- Data records -
────

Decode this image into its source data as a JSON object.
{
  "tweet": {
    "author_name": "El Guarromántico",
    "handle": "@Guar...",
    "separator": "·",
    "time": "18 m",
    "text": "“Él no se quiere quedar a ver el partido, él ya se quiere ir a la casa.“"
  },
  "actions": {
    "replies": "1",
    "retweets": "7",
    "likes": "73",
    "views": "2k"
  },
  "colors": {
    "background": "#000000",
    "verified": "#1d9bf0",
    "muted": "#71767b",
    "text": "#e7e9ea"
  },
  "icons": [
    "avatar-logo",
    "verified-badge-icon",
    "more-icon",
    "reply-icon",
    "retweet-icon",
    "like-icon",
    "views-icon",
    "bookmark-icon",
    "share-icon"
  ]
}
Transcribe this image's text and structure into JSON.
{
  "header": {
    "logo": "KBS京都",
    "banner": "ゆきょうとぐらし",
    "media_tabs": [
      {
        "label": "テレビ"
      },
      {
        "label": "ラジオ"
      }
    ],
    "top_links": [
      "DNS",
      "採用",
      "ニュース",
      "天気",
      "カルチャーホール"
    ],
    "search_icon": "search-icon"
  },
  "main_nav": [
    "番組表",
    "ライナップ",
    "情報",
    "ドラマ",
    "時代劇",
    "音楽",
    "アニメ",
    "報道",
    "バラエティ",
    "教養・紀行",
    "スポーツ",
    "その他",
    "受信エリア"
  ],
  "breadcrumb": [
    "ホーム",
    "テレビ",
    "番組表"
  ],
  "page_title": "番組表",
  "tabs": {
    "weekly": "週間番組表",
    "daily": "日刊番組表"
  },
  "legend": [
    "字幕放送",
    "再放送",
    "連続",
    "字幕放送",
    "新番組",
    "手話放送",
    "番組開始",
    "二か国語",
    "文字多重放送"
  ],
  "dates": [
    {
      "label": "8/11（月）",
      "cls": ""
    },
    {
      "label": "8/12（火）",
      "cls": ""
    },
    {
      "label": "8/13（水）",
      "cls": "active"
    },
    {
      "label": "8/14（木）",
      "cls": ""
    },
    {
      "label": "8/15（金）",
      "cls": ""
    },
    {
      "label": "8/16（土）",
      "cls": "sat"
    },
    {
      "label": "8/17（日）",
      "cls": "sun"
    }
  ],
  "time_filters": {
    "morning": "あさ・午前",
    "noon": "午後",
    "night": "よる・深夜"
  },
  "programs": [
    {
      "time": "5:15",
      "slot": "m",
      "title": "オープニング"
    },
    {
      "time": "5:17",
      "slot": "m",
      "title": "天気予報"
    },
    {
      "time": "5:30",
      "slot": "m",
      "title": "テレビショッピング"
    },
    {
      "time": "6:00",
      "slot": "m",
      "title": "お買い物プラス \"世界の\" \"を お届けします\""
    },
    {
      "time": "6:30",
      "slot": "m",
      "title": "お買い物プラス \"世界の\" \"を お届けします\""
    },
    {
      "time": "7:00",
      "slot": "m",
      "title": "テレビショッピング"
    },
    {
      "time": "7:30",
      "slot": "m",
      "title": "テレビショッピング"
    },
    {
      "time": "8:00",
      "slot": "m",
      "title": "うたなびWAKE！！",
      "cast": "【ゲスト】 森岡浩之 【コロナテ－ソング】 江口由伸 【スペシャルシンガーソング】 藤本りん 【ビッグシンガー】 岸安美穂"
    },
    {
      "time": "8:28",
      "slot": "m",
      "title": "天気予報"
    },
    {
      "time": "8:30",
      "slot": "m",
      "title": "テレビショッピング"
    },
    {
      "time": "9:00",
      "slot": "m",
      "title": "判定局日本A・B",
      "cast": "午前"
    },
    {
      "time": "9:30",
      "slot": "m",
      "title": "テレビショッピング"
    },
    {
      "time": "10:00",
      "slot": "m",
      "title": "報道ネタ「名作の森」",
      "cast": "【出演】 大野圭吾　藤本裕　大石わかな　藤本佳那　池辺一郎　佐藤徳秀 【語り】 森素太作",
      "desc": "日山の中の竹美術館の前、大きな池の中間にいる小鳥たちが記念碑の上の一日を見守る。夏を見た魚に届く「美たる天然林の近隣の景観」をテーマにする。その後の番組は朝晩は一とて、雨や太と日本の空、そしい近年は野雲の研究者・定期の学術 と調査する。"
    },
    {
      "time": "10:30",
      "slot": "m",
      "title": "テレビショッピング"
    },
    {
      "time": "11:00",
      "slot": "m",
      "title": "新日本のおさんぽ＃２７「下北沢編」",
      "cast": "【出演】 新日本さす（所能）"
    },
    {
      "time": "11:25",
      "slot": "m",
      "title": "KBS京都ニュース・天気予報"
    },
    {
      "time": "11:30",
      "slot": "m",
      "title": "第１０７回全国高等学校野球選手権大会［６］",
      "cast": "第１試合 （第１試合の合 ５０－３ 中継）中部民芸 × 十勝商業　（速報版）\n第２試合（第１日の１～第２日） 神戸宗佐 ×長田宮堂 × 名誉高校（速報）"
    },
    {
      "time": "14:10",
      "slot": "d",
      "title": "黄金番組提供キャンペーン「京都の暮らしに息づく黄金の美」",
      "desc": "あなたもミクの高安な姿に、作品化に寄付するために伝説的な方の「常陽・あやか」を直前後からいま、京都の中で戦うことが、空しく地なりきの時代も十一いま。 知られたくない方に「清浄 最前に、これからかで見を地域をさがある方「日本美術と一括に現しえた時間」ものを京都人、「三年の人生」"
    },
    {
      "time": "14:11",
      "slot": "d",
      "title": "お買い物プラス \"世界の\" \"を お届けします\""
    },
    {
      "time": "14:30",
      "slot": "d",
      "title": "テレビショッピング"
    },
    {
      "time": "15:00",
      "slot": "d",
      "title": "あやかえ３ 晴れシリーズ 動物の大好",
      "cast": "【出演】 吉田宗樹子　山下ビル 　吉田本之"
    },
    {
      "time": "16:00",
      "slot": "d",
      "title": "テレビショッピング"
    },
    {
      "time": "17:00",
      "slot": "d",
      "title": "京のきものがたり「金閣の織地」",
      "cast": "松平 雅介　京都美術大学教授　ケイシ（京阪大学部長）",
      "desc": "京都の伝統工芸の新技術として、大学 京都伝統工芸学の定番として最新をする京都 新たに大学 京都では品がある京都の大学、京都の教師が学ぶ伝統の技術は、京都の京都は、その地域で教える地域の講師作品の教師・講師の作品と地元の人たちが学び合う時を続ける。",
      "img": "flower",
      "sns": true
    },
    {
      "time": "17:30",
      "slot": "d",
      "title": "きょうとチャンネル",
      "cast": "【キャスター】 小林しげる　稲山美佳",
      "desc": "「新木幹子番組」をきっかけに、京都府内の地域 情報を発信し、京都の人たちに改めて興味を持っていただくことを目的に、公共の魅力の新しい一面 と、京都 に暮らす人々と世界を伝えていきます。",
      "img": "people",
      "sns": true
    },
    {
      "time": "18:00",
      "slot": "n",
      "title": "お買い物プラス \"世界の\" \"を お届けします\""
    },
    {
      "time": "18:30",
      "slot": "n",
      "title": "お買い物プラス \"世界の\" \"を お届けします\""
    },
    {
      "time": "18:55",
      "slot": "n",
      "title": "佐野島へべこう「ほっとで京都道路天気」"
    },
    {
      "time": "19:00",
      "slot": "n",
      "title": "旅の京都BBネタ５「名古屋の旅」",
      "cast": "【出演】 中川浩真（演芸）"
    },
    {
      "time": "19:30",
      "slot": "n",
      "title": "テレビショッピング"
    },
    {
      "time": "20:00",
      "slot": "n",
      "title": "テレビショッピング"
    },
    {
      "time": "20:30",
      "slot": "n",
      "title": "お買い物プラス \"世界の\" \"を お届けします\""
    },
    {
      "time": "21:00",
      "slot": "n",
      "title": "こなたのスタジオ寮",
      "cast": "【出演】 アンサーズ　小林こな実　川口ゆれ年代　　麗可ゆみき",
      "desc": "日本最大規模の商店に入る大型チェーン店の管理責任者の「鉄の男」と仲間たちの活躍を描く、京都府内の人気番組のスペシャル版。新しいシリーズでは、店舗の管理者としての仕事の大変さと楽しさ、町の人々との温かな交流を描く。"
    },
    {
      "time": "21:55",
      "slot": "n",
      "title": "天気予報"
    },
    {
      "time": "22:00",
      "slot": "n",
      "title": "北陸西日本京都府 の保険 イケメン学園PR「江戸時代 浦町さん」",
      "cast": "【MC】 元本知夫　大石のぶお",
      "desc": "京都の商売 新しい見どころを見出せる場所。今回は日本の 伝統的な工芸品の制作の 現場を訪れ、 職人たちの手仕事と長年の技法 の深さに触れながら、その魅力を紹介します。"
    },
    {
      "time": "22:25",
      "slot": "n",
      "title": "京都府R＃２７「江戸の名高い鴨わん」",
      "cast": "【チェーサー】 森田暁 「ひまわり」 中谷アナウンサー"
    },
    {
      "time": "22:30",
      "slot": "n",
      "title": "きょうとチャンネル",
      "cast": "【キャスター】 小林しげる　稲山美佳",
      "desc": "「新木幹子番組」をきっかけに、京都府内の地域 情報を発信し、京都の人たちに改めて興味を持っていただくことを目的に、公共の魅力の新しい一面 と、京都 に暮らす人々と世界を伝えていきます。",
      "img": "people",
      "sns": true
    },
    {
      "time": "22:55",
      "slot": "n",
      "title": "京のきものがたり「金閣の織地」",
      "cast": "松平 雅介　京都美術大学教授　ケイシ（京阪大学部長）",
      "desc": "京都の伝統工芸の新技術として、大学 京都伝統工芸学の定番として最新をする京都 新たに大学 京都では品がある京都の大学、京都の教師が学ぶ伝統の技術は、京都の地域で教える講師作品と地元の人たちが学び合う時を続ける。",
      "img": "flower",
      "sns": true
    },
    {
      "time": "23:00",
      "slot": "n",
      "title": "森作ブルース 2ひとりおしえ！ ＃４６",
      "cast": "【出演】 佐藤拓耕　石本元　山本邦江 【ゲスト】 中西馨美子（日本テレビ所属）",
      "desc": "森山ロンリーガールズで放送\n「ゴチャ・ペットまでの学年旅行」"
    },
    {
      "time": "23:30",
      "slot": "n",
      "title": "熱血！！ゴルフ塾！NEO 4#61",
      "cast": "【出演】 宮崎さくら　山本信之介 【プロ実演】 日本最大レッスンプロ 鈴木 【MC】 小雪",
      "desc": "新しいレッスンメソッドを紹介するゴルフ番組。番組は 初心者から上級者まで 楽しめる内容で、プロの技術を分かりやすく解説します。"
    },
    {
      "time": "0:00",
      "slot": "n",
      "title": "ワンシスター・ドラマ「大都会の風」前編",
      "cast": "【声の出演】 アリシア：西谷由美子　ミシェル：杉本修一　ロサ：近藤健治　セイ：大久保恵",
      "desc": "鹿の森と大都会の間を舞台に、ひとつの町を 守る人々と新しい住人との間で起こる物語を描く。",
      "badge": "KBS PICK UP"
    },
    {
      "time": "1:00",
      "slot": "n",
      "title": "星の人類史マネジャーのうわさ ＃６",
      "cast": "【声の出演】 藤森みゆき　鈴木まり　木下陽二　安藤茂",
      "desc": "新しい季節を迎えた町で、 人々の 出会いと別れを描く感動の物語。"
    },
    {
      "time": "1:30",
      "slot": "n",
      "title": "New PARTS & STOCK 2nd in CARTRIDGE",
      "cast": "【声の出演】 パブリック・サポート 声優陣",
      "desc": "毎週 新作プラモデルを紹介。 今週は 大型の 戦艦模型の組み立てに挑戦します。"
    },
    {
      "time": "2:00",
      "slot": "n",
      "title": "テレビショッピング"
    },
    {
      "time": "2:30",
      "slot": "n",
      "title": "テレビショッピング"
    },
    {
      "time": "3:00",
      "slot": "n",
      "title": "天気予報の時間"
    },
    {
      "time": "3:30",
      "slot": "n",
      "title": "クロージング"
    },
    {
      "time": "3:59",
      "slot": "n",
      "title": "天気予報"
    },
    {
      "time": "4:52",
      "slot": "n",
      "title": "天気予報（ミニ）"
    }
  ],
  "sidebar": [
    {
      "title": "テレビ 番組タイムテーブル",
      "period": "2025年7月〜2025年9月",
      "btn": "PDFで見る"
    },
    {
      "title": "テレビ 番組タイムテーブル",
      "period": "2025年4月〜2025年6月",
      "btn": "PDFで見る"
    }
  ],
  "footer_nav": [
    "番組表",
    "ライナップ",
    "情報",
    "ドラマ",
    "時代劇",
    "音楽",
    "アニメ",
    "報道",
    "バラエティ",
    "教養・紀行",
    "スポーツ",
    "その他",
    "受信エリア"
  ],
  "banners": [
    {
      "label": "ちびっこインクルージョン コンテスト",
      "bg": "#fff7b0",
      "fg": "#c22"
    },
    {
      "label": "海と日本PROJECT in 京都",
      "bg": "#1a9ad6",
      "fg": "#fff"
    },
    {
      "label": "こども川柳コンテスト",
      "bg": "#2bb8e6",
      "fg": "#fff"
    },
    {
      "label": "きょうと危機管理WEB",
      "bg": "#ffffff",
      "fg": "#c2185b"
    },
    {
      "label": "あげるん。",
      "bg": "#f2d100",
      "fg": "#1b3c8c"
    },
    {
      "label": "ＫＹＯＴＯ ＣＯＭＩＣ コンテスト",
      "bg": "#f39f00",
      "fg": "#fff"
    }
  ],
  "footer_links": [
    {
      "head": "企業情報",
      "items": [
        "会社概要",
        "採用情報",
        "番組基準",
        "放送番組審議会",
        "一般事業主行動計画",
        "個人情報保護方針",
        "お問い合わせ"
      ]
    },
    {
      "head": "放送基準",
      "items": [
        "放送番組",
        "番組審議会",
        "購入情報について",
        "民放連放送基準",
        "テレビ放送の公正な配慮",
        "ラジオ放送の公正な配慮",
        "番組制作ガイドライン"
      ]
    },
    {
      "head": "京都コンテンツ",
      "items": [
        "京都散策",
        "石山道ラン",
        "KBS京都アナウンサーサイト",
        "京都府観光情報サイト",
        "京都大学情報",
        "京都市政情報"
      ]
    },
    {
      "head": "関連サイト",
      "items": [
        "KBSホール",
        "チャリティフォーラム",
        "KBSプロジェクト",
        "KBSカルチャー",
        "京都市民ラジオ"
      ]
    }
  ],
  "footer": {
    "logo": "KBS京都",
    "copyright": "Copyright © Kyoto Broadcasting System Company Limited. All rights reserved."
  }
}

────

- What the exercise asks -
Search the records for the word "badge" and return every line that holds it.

- Output of the task -
    "verified-badge-icon",
      "badge": "KBS PICK UP"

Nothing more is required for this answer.